Search the lines of the records for the word "JSON", and copy every line that has it.

Dataset rows describing interfaces:
━━━━━━━━━━━━━━━━━━━━

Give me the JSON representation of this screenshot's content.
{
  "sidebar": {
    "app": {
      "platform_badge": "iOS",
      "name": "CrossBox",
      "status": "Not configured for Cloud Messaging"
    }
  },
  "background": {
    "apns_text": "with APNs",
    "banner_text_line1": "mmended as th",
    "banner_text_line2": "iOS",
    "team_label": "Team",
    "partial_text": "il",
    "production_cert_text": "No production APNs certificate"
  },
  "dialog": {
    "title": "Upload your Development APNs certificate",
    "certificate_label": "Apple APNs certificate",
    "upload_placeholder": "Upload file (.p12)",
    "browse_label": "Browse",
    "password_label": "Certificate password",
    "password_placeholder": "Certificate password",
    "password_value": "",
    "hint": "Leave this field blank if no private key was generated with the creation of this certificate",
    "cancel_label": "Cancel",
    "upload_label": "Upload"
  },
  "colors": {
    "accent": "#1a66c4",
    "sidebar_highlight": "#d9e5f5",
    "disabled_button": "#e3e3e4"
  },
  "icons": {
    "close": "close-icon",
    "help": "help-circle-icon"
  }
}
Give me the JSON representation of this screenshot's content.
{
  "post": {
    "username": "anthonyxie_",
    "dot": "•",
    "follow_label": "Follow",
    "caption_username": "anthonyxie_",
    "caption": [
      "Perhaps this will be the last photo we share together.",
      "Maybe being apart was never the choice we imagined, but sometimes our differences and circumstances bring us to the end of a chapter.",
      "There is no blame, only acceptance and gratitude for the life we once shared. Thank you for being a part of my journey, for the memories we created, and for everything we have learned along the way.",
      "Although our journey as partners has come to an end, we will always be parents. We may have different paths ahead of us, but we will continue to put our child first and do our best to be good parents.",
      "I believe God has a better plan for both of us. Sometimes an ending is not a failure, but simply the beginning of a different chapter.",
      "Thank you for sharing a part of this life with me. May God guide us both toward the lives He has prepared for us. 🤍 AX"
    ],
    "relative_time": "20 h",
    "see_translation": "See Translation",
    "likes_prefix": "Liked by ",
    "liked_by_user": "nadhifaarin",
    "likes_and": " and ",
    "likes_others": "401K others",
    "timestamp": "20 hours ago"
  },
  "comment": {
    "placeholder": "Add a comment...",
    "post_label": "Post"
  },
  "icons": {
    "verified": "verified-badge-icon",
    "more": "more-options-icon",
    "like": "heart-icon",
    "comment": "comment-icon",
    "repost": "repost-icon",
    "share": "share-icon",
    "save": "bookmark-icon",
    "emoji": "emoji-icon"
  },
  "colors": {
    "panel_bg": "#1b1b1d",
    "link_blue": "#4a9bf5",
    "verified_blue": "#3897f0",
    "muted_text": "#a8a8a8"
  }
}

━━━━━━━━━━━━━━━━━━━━

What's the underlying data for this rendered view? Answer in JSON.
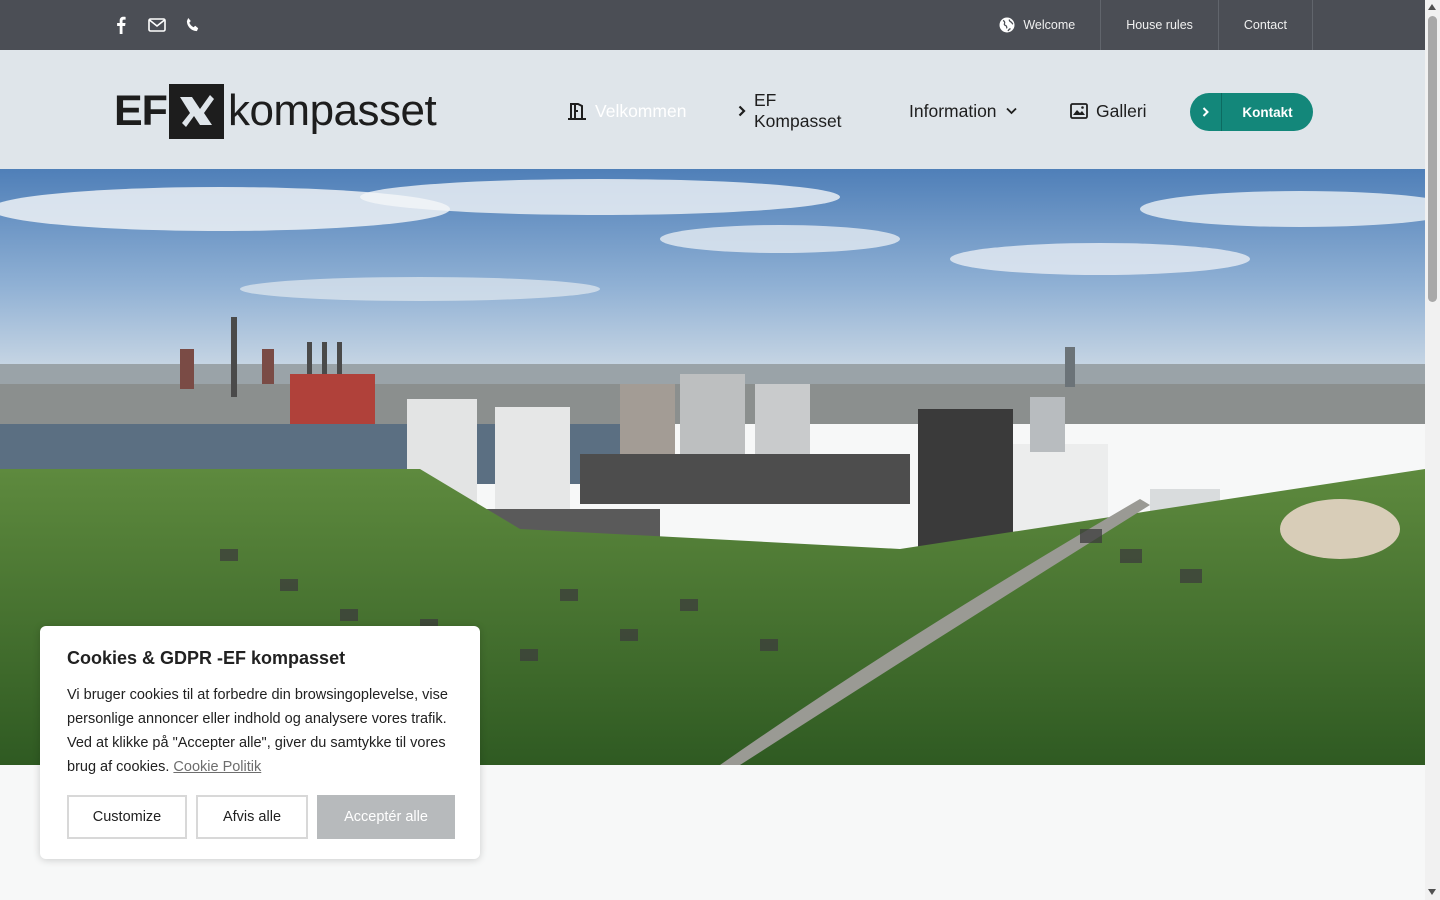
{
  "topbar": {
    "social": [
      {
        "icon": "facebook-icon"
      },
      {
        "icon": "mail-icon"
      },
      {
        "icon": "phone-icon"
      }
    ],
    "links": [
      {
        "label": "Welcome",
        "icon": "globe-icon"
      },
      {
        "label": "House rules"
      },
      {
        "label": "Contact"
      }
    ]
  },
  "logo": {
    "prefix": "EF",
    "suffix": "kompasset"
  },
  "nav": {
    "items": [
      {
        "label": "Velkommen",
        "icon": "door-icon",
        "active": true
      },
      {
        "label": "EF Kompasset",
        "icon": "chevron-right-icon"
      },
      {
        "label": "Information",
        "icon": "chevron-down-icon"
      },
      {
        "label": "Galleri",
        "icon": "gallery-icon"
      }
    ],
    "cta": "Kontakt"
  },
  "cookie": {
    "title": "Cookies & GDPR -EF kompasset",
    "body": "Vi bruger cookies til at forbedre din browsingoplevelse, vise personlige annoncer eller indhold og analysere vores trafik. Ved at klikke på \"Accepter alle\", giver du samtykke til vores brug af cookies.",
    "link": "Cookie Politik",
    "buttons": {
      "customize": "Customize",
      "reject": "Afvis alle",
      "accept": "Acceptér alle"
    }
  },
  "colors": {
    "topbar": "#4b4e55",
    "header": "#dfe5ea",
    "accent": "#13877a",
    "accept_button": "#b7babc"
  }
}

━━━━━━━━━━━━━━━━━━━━

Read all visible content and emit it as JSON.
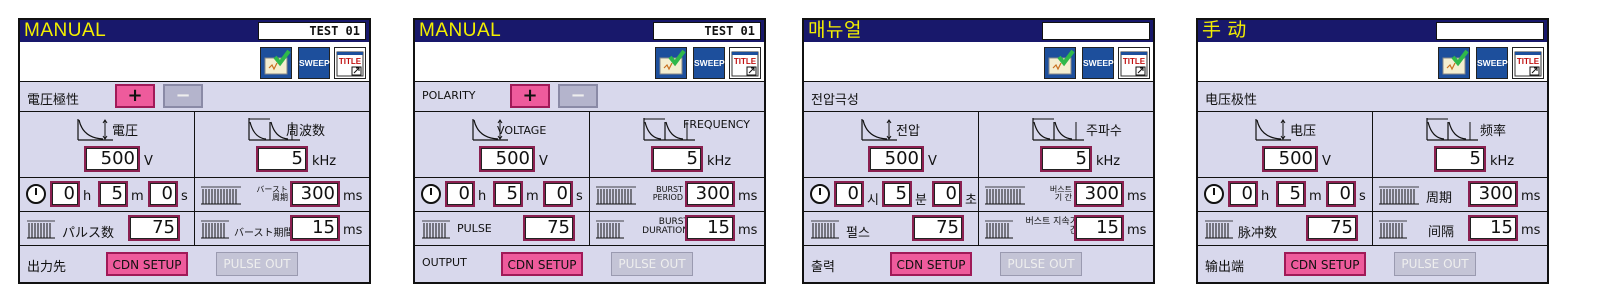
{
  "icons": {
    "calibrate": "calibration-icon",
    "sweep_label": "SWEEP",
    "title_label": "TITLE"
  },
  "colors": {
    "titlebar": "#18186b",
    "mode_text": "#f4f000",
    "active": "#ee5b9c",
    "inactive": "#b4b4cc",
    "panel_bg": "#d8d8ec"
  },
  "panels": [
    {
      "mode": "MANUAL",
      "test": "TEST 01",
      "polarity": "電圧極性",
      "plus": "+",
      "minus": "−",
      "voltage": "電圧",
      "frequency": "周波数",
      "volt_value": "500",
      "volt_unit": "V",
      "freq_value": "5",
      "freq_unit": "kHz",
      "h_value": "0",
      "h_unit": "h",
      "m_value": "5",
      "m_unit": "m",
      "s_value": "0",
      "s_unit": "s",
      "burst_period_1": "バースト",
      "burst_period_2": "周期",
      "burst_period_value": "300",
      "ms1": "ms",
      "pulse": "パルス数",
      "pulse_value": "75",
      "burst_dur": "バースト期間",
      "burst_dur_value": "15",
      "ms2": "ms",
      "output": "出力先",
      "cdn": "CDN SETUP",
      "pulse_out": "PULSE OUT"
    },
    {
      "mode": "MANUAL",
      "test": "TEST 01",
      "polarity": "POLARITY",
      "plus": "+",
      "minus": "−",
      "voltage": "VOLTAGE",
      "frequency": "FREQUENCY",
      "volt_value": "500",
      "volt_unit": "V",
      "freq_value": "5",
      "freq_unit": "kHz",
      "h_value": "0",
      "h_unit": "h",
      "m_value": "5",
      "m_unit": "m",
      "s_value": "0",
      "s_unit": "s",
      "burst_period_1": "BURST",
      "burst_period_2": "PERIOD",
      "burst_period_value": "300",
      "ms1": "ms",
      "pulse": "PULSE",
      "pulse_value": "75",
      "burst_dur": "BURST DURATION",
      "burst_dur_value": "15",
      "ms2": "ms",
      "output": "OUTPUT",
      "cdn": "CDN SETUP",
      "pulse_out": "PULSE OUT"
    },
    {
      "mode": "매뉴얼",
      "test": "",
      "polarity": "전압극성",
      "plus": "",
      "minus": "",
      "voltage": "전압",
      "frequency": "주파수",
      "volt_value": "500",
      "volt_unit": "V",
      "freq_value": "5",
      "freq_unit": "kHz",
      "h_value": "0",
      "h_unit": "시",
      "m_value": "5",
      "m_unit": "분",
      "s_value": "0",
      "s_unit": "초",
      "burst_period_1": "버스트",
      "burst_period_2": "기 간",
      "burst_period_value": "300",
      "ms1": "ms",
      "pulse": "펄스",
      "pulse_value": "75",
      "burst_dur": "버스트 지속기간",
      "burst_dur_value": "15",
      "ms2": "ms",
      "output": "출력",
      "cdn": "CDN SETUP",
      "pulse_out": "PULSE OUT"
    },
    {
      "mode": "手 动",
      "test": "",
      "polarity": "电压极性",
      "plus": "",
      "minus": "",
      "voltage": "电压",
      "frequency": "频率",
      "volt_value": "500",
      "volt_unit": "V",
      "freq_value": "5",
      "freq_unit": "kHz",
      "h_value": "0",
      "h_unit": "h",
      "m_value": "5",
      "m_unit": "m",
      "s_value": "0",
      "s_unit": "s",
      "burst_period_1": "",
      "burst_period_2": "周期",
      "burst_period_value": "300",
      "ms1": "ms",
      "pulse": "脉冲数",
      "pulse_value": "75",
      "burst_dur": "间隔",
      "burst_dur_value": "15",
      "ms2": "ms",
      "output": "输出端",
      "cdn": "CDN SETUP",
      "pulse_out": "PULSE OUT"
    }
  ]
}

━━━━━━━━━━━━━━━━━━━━

• _Reply to the task_:
Give me the JSON representation of this screenshot's content.
Give me the JSON representation of this screenshot's content.
What's the underlying data for this rendered view? Answer in JSON.
Read all visible content and emit it as JSON.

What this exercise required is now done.